I used to cross the railway at a tunnel described in The Hill—most recreational cyclists go this way—but for more than two years I’ve been following a sequence of narrow paths and alleyways through a large squatter area on the edge of Sheung Shui (described in Journey to the West: Part 5). It’s longer this way, but more fun; in any case, ‘short cut’ is not a term with any currency in my cycling vocabulary. In both cases, I reach the DSD access roads around the Sheung Yue River catchment and barely touch the urban area. And I come back the same way.
Recently, however, as part of my attempts to extend ‘the long and winding road’, I found a different way back that took me into parts of the town with which I wasn’t familiar. I’ll not go into too much detail, but it took a long time to find a way home, and I didn’t think I could find that way again without a few false turns. Consequently, a couple of days ago, I decided to have a closer look at the cycle track network on the west side of Fanling. My starting point was the cycle track that comes into Fanling from the south, although this was coincidental—I’d come off my my bike a few days before Christmas when trying an alternative to the cycle track, and I wanted to get a photo of the location of this mishap for use in a future blog post.

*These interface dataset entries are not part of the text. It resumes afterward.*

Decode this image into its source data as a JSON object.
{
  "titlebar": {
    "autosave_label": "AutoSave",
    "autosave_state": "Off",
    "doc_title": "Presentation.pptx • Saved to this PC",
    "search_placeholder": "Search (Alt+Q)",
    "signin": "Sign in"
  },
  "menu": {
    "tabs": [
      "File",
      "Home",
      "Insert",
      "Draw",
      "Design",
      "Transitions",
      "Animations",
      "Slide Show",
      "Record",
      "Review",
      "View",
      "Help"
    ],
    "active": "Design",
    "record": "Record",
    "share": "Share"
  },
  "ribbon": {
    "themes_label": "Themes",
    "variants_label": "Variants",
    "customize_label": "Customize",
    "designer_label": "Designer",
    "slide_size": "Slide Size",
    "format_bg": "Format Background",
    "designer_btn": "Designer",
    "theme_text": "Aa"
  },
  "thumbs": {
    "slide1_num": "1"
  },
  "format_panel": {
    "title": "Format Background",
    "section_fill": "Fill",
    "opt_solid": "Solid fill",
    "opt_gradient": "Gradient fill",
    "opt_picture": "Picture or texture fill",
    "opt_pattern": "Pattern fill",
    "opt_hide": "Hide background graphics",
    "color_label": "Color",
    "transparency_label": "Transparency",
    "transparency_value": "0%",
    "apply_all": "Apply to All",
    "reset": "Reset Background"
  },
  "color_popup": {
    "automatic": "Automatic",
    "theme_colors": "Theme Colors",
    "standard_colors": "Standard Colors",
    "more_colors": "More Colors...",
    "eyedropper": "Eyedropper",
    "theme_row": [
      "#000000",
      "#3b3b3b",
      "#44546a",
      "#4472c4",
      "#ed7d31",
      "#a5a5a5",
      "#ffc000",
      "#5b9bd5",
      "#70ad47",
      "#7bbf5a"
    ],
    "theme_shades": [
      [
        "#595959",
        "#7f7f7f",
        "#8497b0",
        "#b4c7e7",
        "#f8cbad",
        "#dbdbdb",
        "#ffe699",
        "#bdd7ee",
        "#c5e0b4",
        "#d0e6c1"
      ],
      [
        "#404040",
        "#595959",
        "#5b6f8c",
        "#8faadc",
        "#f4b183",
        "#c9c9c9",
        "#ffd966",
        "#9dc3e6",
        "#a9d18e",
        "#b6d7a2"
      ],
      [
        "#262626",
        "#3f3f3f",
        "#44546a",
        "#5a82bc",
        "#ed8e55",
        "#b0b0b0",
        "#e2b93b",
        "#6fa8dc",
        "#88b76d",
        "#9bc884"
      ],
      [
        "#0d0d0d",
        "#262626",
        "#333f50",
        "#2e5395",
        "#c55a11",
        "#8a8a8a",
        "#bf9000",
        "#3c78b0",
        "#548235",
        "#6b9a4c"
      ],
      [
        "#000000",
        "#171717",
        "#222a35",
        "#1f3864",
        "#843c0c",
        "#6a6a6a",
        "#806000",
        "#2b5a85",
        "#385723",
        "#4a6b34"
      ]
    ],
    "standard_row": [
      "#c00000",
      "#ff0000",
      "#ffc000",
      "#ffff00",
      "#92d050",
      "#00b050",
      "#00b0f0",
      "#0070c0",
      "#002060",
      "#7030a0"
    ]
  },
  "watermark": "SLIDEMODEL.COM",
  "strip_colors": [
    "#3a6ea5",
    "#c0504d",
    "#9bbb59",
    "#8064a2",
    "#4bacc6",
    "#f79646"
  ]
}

Just before this cycle track reaches Fanling, there is a possible turn onto a bridge over the expressway, and I’d often wondered where it led. Now was the time to find out. Once back at ground level, I found a cycle track that led north, which I decided to follow. And it wasn’t long before I came to an underpass:
This winter, I’ve done some cycling around other towns in the New Territories—Taipo, Shatin and Ma On Shan—and I’ve noted how often subways and underpasses have been brightened up by the use of coloured tiles. I had planned to do a feature on this at some time—I probably will—but in the meantime here is what I found on this occasion. This is the other side of this underpass:
Notice that the two sides are not identical. And neither are the two sides of the next underpass, which is less than 100 metres further on:
Naturally, I was delighted to find these two underpasses, because one reason for trying to find a south-to-north route through the west side of town was to see whether I could find again a subway that I’d come across in my recent ‘lost’ meanderings. I could:
In this case, the entrance to the subway on the other side is identical. Here, I’ve included the internal walls of the subway, from both ends, because I think that these rectangular blocks of colour capture movement so well. Notice that the designs on each side are identical, but the colours are different.
The next two photos are of a T-junction on the cycle track:
The ‘tree’ motif is repeated without variation on the walls of all three legs of the T.
All the previous locations can be found in sequence, but the final subway is located on a side turning that I only just noticed as I was riding past. This cycle track doesn’t actually go anywhere. It comes to an end at the top of the exit ramp! And the walls of the entry ramp are so uninteresting that I had to photograph this stairway to illustrate the colour scheme:
But just look at the walls of the subway itself:
One final comment: none of the subways on my side of the tracks are even remotely as interesting. I wonder why.